Dog diabetes (sometimes called canine diabetes) is a severe but manageable dog condition that develops as a result of poor functioning and production of the insulin hormone. The hormone is responsible for regulating blood sugar. If not properly managed, it can lead to a dog’s death (Source).
Causes of Diabetes in Dogs
Similar to humans, some dog breeds are more genetically prone to develop diabetes than others. Also, overweight dogs have an increased risk of developing the condition. This may be because obesity makes the dog resistant to insulin. In addition, some pets can develop diabetes as part of the aging process (Source).
Symptoms of Diabetes in Dogs
The pet food manufacturer Purina lists common signs of canine diabetes:
- Loss of eyesight
- Increased urination
- Lack of energy
- Urinary tract infection
- Excessive thirst
- Unexplained weight loss
- Changes in appetite
While there cannot be any guarantee that you can prevent your dog from developing diabetes, you can follow the tips below to reduce the risk.
- Ensure that your dog eats a healthy and balanced diet
- Assist your dog in maintaining a healthy weight
- Help your dog to get enough exercise for its age
Dog distemper (or canine distemper) is a deadly contagious virus that attacks a dog’s brain cells, the skin, mucous membrane, and gastrointestinal tract.
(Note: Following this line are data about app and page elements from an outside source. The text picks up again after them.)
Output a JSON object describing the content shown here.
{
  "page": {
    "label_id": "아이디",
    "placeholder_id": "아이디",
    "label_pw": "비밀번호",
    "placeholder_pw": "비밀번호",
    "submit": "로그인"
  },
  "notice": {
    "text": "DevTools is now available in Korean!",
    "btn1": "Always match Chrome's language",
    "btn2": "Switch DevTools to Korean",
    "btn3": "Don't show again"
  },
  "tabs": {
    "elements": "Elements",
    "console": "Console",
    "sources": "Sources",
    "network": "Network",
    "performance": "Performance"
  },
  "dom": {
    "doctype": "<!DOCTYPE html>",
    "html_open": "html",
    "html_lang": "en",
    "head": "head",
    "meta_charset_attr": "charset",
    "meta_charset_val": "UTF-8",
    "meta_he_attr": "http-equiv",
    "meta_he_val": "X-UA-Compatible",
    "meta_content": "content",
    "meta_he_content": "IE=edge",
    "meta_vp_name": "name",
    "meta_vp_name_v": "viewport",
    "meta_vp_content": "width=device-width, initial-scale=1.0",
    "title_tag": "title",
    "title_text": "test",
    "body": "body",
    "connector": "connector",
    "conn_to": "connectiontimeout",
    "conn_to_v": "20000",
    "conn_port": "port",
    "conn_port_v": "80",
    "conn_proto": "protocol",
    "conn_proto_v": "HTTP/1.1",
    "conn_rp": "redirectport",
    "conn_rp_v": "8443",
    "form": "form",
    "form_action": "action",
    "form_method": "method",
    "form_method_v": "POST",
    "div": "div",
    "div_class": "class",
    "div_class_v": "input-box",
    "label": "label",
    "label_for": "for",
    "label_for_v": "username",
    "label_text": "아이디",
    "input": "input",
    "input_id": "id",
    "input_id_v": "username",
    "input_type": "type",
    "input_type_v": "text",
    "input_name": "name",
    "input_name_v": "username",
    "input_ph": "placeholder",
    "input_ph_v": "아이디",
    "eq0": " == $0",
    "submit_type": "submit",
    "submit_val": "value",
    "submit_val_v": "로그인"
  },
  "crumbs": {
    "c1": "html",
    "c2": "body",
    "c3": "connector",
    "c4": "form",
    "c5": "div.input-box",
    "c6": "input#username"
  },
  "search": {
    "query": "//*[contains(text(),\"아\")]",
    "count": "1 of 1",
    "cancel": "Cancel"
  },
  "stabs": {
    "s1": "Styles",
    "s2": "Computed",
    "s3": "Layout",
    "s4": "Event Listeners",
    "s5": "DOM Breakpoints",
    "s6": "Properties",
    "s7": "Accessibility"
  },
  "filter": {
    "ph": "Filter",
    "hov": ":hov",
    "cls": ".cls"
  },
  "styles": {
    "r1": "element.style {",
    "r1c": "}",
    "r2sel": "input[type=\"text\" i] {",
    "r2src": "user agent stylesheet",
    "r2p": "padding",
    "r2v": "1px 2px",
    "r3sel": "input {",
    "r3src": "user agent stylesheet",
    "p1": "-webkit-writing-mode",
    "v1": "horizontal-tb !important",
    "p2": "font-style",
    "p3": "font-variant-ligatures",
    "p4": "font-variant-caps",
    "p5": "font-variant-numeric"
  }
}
The disease can be spread either through direct contact with an infected host or object, airborne exposure, or the placenta. It causes severe illness in the host, which is hard to treat (Source).
Symptoms of Dog Distemper
Infected dogs exhibit a wide range of symptoms, depending on how the disease has advanced in their bodies. The American Kennel Club breaks the symptoms into stages, as presented below.
- Nasal discharge
- Pus-like eye discharge
- Spinal cord and brain inflammation
- Head tilt
- Partial or full paralysis
- Muscle twitching
- Increased salivation or chewing motion
Like in most preventable diseases, the primary way of ensuring that your dog does not end up dying from distemper is to ensure the animal is fully vaccinated. It is also vital to ensure that the dog does not come into contact with infected animals.
A substance that could be harmless to you could kill your dog. The ASPCA Animal Poison Control Center provides links to resources that can help you protect your dog from coming into contact with poisonous substances. You can see their guides here.
Signs that your dog has been poisoned
Some of the easiest signs that your dog may be poisoned include nose bleeding, blood in the stool, or bruising. Because poison affects internal organs, symptoms can also include liver damage and kidney failure. A poisoned dog could also exhibit neurological symptoms like seizures.
The most effective way to prevent your dog suffering from poisoning is to be clear about harmful substances, like flowers, plants, and food, and keep them out of reach of your dog. Teaching your dog only to eat when you have given it a signal could also be an effective way of ensuring that it never eats any food you have not approved of.